*** DATA SHOWN ***

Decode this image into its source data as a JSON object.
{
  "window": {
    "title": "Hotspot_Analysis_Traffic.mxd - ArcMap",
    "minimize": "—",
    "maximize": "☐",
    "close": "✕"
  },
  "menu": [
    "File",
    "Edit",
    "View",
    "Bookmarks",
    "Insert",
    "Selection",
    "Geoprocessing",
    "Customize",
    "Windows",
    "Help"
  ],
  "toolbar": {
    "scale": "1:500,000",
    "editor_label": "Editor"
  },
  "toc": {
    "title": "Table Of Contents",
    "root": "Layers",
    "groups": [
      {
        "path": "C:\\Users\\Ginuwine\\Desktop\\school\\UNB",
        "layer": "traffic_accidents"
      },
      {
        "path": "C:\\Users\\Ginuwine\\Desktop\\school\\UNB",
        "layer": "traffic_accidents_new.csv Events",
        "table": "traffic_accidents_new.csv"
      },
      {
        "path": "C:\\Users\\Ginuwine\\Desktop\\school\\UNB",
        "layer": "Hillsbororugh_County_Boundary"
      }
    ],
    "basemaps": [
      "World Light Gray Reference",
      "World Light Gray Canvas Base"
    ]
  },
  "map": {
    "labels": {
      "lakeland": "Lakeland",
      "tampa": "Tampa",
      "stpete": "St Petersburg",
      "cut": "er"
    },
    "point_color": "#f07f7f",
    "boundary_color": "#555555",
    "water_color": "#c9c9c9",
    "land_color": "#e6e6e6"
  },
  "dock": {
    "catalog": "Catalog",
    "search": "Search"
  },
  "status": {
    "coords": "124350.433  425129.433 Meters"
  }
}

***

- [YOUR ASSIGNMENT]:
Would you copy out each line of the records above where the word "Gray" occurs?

- [ANSWER BOX]:
      "World Light Gray Reference",
      "World Light Gray Canvas Base"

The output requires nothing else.